The David Sokol story churns my stomach like too many tacos al pastor with a generous side of jalapeños.
Sokol was a superstar CEO of several Berkshire Hathaway subsidiaries who resigned suddenly last week after news of his personal interest in a Berkshire acquisition he teed up was publicized.
I don’t know if it was mainstream media’s quick jump to “insider trading” as the label for his actions that’s bugging me or Sokol’s actual actions. The smug sense of entitlement he displayed when he was interviewed by CNBC the day after the story broke was especially galling.
The insider trading label really didn’t sound right to me. I read the transaction timelines in the New York Times Dealbook and listened to Sokol describe how investment bankers send him “packages” to evaluate all the time. It sounded less to me like inside trading and more like a guy who relished being a “player”.
Granted, the deals he invested in for himself he also, at times, brought to Buffett’s attention. Sometimes Berkshire officially acted on these recommendations. This is what happened with Sokol’s Lubrizol deal.
But what about the ones he didn’t tell them about? And what about the other Berkshire insiders who also used the Berkshire brand and their association with it to take advantage of pitches and opportunities that never made it to their boss’s desks?
According to two law professors – Professor Lymon P.Q. Johnson of Washington & Lee University School of Law and Professor Jonathan R. Macey of Yale Law School – there’s a word for that kind of unethical and actionable behavior:
I wrote this in Forbes yesterday.
What if Sokol’s sin is not “insider trading” but a more fundamental failing that a sage guy like Buffett and sidekick Charlie Munger should be very familiar with?
Breach of fiduciary duty.
David Sokol, as a corporate officer of MidAmerican Energy, Net Jets, and Johns Manville, owes a fiduciary duty to those corporations and to the corporation – Berkshire Hathaway – that owns a significant share (Mid America) or the whole company (Net Jets and Johns Manville). As a corporate officer of Berkshire subsidiaries, Sokol was an agent of Berkshire and was reasonably perceived as such by Berkshire officers Buffett, Charlie Munger, and CFO Hamburg, by external parties such as bankers and acquisition targets, and in his own mind.
Lyman P.Q. Johnson and David Millon in Recalling Why Corporate Officers Are Fiduciaries, The William and Mary Law Review, 2005:
Agency is a consensual relationship that embodies fiduciary obligations arising independently of contract.
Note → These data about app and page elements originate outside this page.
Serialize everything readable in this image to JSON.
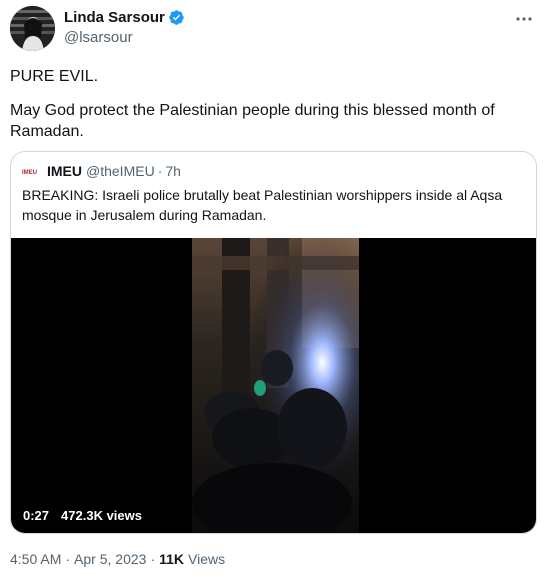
{
  "tweet": {
    "author_name": "Linda Sarsour",
    "author_handle": "@lsarsour",
    "text_line1": "PURE EVIL.",
    "text_line2": "May God protect the Palestinian people during this blessed month of Ramadan.",
    "more_icon": "more-horizontal-icon",
    "verified_icon": "verified-badge-icon",
    "verified_color": "#1d9bf0"
  },
  "quoted_tweet": {
    "logo_text": "IMEU",
    "author_name": "IMEU",
    "author_handle": "@theIMEU",
    "separator": "·",
    "time": "7h",
    "text": "BREAKING: Israeli police brutally beat Palestinian worshippers inside al Aqsa mosque in Jerusalem during Ramadan.",
    "video": {
      "duration": "0:27",
      "views": "472.3K views"
    }
  },
  "meta": {
    "time": "4:50 AM",
    "sep1": "·",
    "date": "Apr 5, 2023",
    "sep2": "·",
    "views_count": "11K",
    "views_label": "Views"
  }
}
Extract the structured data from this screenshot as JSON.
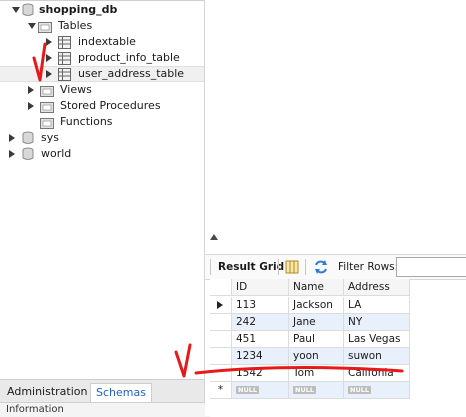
{
  "navigator": {
    "schema_name": "shopping_db",
    "tables_folder": "Tables",
    "tables": [
      "indextable",
      "product_info_table",
      "user_address_table"
    ],
    "views_folder": "Views",
    "procedures_folder": "Stored Procedures",
    "functions_folder": "Functions",
    "other_schemas": [
      "sys",
      "world"
    ]
  },
  "bottom_tabs": {
    "administration": "Administration",
    "schemas": "Schemas"
  },
  "info_panel": {
    "label": "Information"
  },
  "result_toolbar": {
    "result_grid_label": "Result Grid",
    "filter_rows_label": "Filter Rows:"
  },
  "grid": {
    "columns": [
      "ID",
      "Name",
      "Address"
    ],
    "rows": [
      [
        "113",
        "Jackson",
        "LA"
      ],
      [
        "242",
        "Jane",
        "NY"
      ],
      [
        "451",
        "Paul",
        "Las Vegas"
      ],
      [
        "1234",
        "yoon",
        "suwon"
      ],
      [
        "1542",
        "Tom",
        "Califonia"
      ]
    ],
    "null_badge": "NULL"
  },
  "annotation_color": "#e8191b"
}
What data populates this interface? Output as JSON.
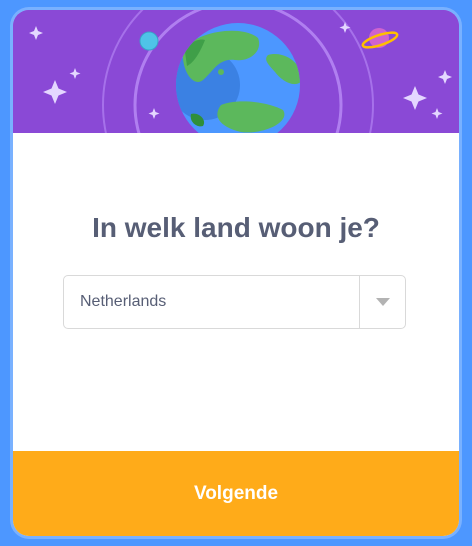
{
  "dialog": {
    "question": "In welk land woon je?",
    "country_select": {
      "selected_value": "Netherlands"
    },
    "next_button_label": "Volgende"
  },
  "header_art": {
    "icons": [
      "earth-icon",
      "planet-icon",
      "moon-icon",
      "sparkle-icon"
    ]
  },
  "colors": {
    "frame": "#4d97ff",
    "header": "#8a49d6",
    "title_text": "#575e75",
    "button": "#ffab19"
  }
}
Even though senior officers of corporations typically have employment agreements, they still occupy a fiduciary status in relation to the corporate principal. As fiduciaries, officers owe several duties to the corporation that exist independently of contract-although they may, to a degree, be altered by agreement. Breach of these duties affords the corporate principal a host of remedies, including a tort action against the agent for losses caused by the breach. In effect, breach of these duties enables the corporation to assert that it is the victim of wrongdoing by the very persons who were to act on its behalf.
The timeline for Sokol’s activities with regard to the controversial Lubrizol transaction is now well known. Most important from a corporate agent perspective is his early representation to Citi investment bankers and Lubrizol that he was acting on behalf of Berkshire Hathaway.
There’s more including excerpts from Professor Johnson’s and Professor Macey’s work on the subject and additional links of interest. The SEC may investigate but, as you might imagine, it’s tough to make a charge stick to Berkshire or Warren Buffet.
On the way to writing this story, I realized some disturbing things about Berkshire Hathaway and how Buffet runs it. So anxious are some to anoint gurus, sages, and oracles, that they overlook some of the worst corporate governance practices I have ever seen. And Buffett doesn’t like to be told how to do its accounting, either.
I’m writing about that next for Forbes.
Remember when many said Madoff was too good to be true?